Formula Student Driverless competition provides students with invaluable experience on a whole range of vehicle systems, which is highly relevant for today’s automotive careers.Benjamin Saltsman, Magna director of advanced product development for corporate engineering and R&D
“Instead of using lab equipment, the team gets automotive-grade equipment, which hopefully gives them higher scores in the Engineering Design assessment,” explained Benjamin Saltsman, Magna director of advanced product development for corporate engineering and R&D.?
?Magna also provided the team with its ICON Radar, a critical building block for self-driving cars that takes the best of military technology and improves on it for automotive use.

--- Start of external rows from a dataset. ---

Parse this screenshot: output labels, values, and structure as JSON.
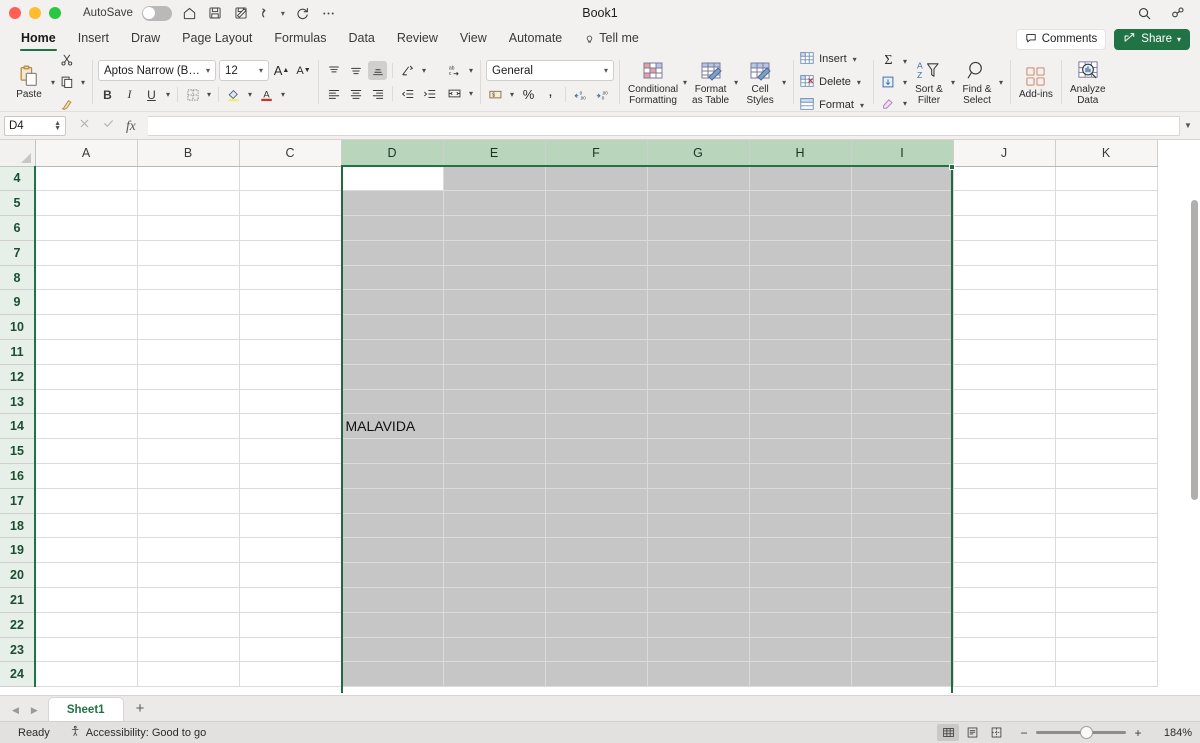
{
  "window": {
    "title": "Book1",
    "autosave_label": "AutoSave",
    "autosave_state": "off",
    "traffic_lights": [
      "close-red",
      "minimize-yellow",
      "maximize-green"
    ],
    "qat": [
      "home-icon",
      "save-icon",
      "save-as-icon",
      "undo-icon",
      "redo-icon",
      "more-icon"
    ],
    "search_icon": "search-icon",
    "collaborate_icon": "collaborate-icon"
  },
  "tabs": {
    "items": [
      {
        "label": "Home",
        "active": true
      },
      {
        "label": "Insert",
        "active": false
      },
      {
        "label": "Draw",
        "active": false
      },
      {
        "label": "Page Layout",
        "active": false
      },
      {
        "label": "Formulas",
        "active": false
      },
      {
        "label": "Data",
        "active": false
      },
      {
        "label": "Review",
        "active": false
      },
      {
        "label": "View",
        "active": false
      },
      {
        "label": "Automate",
        "active": false
      },
      {
        "label": "Tell me",
        "active": false,
        "icon": "lightbulb-icon"
      }
    ],
    "comments_label": "Comments",
    "share_label": "Share"
  },
  "ribbon": {
    "clipboard": {
      "paste_label": "Paste",
      "cut_label": "Cut",
      "copy_label": "Copy",
      "format_painter_label": "Format Painter"
    },
    "font": {
      "font_name": "Aptos Narrow (Bod...",
      "font_size": "12",
      "grow_label": "Increase Font Size",
      "shrink_label": "Decrease Font Size",
      "bold": "B",
      "italic": "I",
      "underline": "U",
      "borders_label": "Borders",
      "fill_color_label": "Fill Color",
      "font_color_label": "Font Color"
    },
    "alignment": {
      "top_align": "Top Align",
      "middle_align": "Middle Align",
      "bottom_align": "Bottom Align",
      "bottom_align_active": true,
      "orientation": "Orientation",
      "align_left": "Align Left",
      "align_center": "Center",
      "align_right": "Align Right",
      "decrease_indent": "Decrease Indent",
      "increase_indent": "Increase Indent",
      "wrap_text": "Wrap Text",
      "merge_center": "Merge & Center"
    },
    "number": {
      "format": "General",
      "accounting_label": "Accounting Number Format",
      "percent_label": "Percent Style",
      "comma_label": "Comma Style",
      "increase_decimal": "Increase Decimal",
      "decrease_decimal": "Decrease Decimal"
    },
    "styles": [
      {
        "label_line1": "Conditional",
        "label_line2": "Formatting",
        "name": "conditional-formatting"
      },
      {
        "label_line1": "Format",
        "label_line2": "as Table",
        "name": "format-as-table"
      },
      {
        "label_line1": "Cell",
        "label_line2": "Styles",
        "name": "cell-styles"
      }
    ],
    "cells": [
      {
        "label": "Insert",
        "name": "insert"
      },
      {
        "label": "Delete",
        "name": "delete"
      },
      {
        "label": "Format",
        "name": "format"
      }
    ],
    "editing": {
      "autosum_label": "AutoSum",
      "fill_label": "Fill",
      "clear_label": "Clear",
      "sort_filter_line1": "Sort &",
      "sort_filter_line2": "Filter",
      "find_select_line1": "Find &",
      "find_select_line2": "Select"
    },
    "addins": {
      "label": "Add-ins"
    },
    "analyze": {
      "label_line1": "Analyze",
      "label_line2": "Data"
    }
  },
  "formula_bar": {
    "name_box": "D4",
    "formula": "",
    "cancel_icon": "cancel-icon",
    "enter_icon": "confirm-icon",
    "function_icon": "fx"
  },
  "grid": {
    "columns": [
      "A",
      "B",
      "C",
      "D",
      "E",
      "F",
      "G",
      "H",
      "I",
      "J",
      "K"
    ],
    "selected_columns": [
      "D",
      "E",
      "F",
      "G",
      "H",
      "I"
    ],
    "rows": [
      "4",
      "5",
      "6",
      "7",
      "8",
      "9",
      "10",
      "11",
      "12",
      "13",
      "14",
      "15",
      "16",
      "17",
      "18",
      "19",
      "20",
      "21",
      "22",
      "23",
      "24"
    ],
    "active_cell": "D4",
    "cell_values": [
      {
        "ref": "D14",
        "row": "14",
        "column": "D",
        "value": "MALAVIDA"
      }
    ]
  },
  "sheet_tabs": {
    "tabs": [
      {
        "label": "Sheet1",
        "active": true
      }
    ],
    "add_label": "+",
    "prev_label": "◀",
    "next_label": "▶"
  },
  "status_bar": {
    "mode": "Ready",
    "accessibility": "Accessibility: Good to go",
    "views": [
      {
        "name": "normal-view",
        "active": true
      },
      {
        "name": "page-layout-view",
        "active": false
      },
      {
        "name": "page-break-view",
        "active": false
      }
    ],
    "zoom_out": "−",
    "zoom_in": "+",
    "zoom_level": "184%"
  },
  "colors": {
    "accent_green": "#217346",
    "header_selected": "#b9d6bd",
    "selection_fill": "#c6c6c6",
    "chrome": "#f2f1f0"
  }
}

The advanced radar, a significant step toward full autonomy, is a critical element of the competition car and may prove particularly valuable in poor weather conditions.
“High-level mentoring” is a key part of Magna’s relationship with the students, too.
“The student team is amazingly resourceful and self-sufficient,” said Saltsman, who graduated with a master of science degree in system design and management from MIT in 2002. “My mentoring style is simple: it’s important to explain things in a way that people can understand and relate to.”
?He adds: “The MIT team is doing the hard engineering work and some interesting software development. This is a recruiting tool for us, as well. We’re interested in the talent.”
Coming from a mobility technology company and one of the world’s leading automotive suppliers, Saltsman is proving to be a compelling guide for the next generation of automotive engineers and designers.
He is a Magna point person for engineering students at several universities, including the University of Michigan and Cambridge University.
“Formula Student Driverless competition provides students with invaluable experience on a whole range of vehicle systems, which is highly relevant for today’s automotive careers,” Saltsman said. “It can certainly fulfill the hunger of young engineers.”